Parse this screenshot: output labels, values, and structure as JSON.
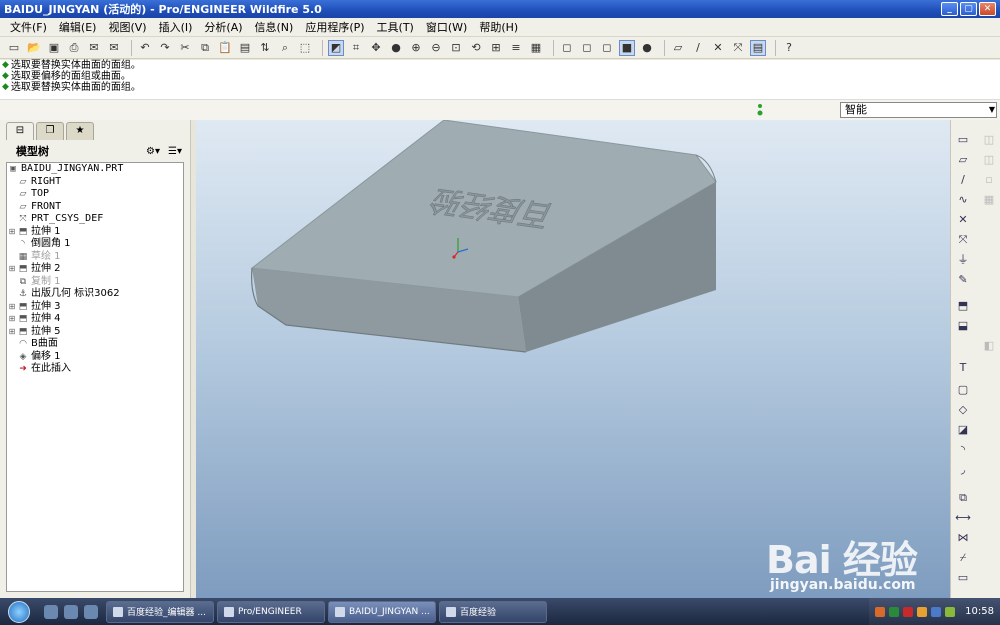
{
  "window": {
    "title": "BAIDU_JINGYAN (活动的) - Pro/ENGINEER Wildfire 5.0"
  },
  "menu": [
    "文件(F)",
    "编辑(E)",
    "视图(V)",
    "插入(I)",
    "分析(A)",
    "信息(N)",
    "应用程序(P)",
    "工具(T)",
    "窗口(W)",
    "帮助(H)"
  ],
  "messages": [
    "选取要替换实体曲面的面组。",
    "选取要偏移的面组或曲面。",
    "选取要替换实体曲面的面组。"
  ],
  "filter": {
    "value": "智能"
  },
  "model_tree": {
    "title": "模型树",
    "root": "BAIDU_JINGYAN.PRT",
    "items": [
      {
        "label": "RIGHT",
        "icon": "datum-plane-icon",
        "expandable": false,
        "dim": false,
        "mono": true
      },
      {
        "label": "TOP",
        "icon": "datum-plane-icon",
        "expandable": false,
        "dim": false,
        "mono": true
      },
      {
        "label": "FRONT",
        "icon": "datum-plane-icon",
        "expandable": false,
        "dim": false,
        "mono": true
      },
      {
        "label": "PRT_CSYS_DEF",
        "icon": "csys-icon",
        "expandable": false,
        "dim": false,
        "mono": true
      },
      {
        "label": "拉伸 1",
        "icon": "extrude-icon",
        "expandable": true,
        "dim": false,
        "mono": false
      },
      {
        "label": "倒圆角 1",
        "icon": "round-icon",
        "expandable": false,
        "dim": false,
        "mono": false
      },
      {
        "label": "草绘 1",
        "icon": "sketch-icon",
        "expandable": false,
        "dim": true,
        "mono": false
      },
      {
        "label": "拉伸 2",
        "icon": "extrude-icon",
        "expandable": true,
        "dim": false,
        "mono": false
      },
      {
        "label": "复制 1",
        "icon": "copy-icon",
        "expandable": false,
        "dim": true,
        "mono": false
      },
      {
        "label": "出版几何 标识3062",
        "icon": "publish-geom-icon",
        "expandable": false,
        "dim": false,
        "mono": false
      },
      {
        "label": "拉伸 3",
        "icon": "extrude-icon",
        "expandable": true,
        "dim": false,
        "mono": false
      },
      {
        "label": "拉伸 4",
        "icon": "extrude-icon",
        "expandable": true,
        "dim": false,
        "mono": false
      },
      {
        "label": "拉伸 5",
        "icon": "extrude-icon",
        "expandable": true,
        "dim": false,
        "mono": false
      },
      {
        "label": "B曲面",
        "icon": "surface-icon",
        "expandable": false,
        "dim": false,
        "mono": false
      },
      {
        "label": "偏移 1",
        "icon": "offset-icon",
        "expandable": false,
        "dim": false,
        "mono": false
      },
      {
        "label": "在此插入",
        "icon": "insert-here-icon",
        "expandable": false,
        "dim": false,
        "mono": false,
        "insert": true
      }
    ]
  },
  "model": {
    "engraved_text": "百度经验"
  },
  "watermark": {
    "brand": "Bai 经验",
    "url": "jingyan.baidu.com"
  },
  "taskbar": {
    "tasks": [
      "百度经验_编辑器 ...",
      "Pro/ENGINEER",
      "BAIDU_JINGYAN ...",
      "百度经验"
    ],
    "clock": "10:58"
  }
}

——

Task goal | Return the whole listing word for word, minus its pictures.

Written reply |
Parse this screenshot: output labels, values, and structure as JSON.
{
  "window": {
    "title": "BAIDU_JINGYAN (活动的) - Pro/ENGINEER Wildfire 5.0"
  },
  "menu": [
    "文件(F)",
    "编辑(E)",
    "视图(V)",
    "插入(I)",
    "分析(A)",
    "信息(N)",
    "应用程序(P)",
    "工具(T)",
    "窗口(W)",
    "帮助(H)"
  ],
  "messages": [
    "选取要替换实体曲面的面组。",
    "选取要偏移的面组或曲面。",
    "选取要替换实体曲面的面组。"
  ],
  "filter": {
    "value": "智能"
  },
  "model_tree": {
    "title": "模型树",
    "root": "BAIDU_JINGYAN.PRT",
    "items": [
      {
        "label": "RIGHT",
        "icon": "datum-plane-icon",
        "expandable": false,
        "dim": false,
        "mono": true
      },
      {
        "label": "TOP",
        "icon": "datum-plane-icon",
        "expandable": false,
        "dim": false,
        "mono": true
      },
      {
        "label": "FRONT",
        "icon": "datum-plane-icon",
        "expandable": false,
        "dim": false,
        "mono": true
      },
      {
        "label": "PRT_CSYS_DEF",
        "icon": "csys-icon",
        "expandable": false,
        "dim": false,
        "mono": true
      },
      {
        "label": "拉伸 1",
        "icon": "extrude-icon",
        "expandable": true,
        "dim": false,
        "mono": false
      },
      {
        "label": "倒圆角 1",
        "icon": "round-icon",
        "expandable": false,
        "dim": false,
        "mono": false
      },
      {
        "label": "草绘 1",
        "icon": "sketch-icon",
        "expandable": false,
        "dim": true,
        "mono": false
      },
      {
        "label": "拉伸 2",
        "icon": "extrude-icon",
        "expandable": true,
        "dim": false,
        "mono": false
      },
      {
        "label": "复制 1",
        "icon": "copy-icon",
        "expandable": false,
        "dim": true,
        "mono": false
      },
      {
        "label": "出版几何 标识3062",
        "icon": "publish-geom-icon",
        "expandable": false,
        "dim": false,
        "mono": false
      },
      {
        "label": "拉伸 3",
        "icon": "extrude-icon",
        "expandable": true,
        "dim": false,
        "mono": false
      },
      {
        "label": "拉伸 4",
        "icon": "extrude-icon",
        "expandable": true,
        "dim": false,
        "mono": false
      },
      {
        "label": "拉伸 5",
        "icon": "extrude-icon",
        "expandable": true,
        "dim": false,
        "mono": false
      },
      {
        "label": "B曲面",
        "icon": "surface-icon",
        "expandable": false,
        "dim": false,
        "mono": false
      },
      {
        "label": "偏移 1",
        "icon": "offset-icon",
        "expandable": false,
        "dim": false,
        "mono": false
      },
      {
        "label": "在此插入",
        "icon": "insert-here-icon",
        "expandable": false,
        "dim": false,
        "mono": false,
        "insert": true
      }
    ]
  },
  "model": {
    "engraved_text": "百度经验"
  },
  "watermark": {
    "brand": "Bai 经验",
    "url": "jingyan.baidu.com"
  },
  "taskbar": {
    "tasks": [
      "百度经验_编辑器 ...",
      "Pro/ENGINEER",
      "BAIDU_JINGYAN ...",
      "百度经验"
    ],
    "clock": "10:58"
  }
}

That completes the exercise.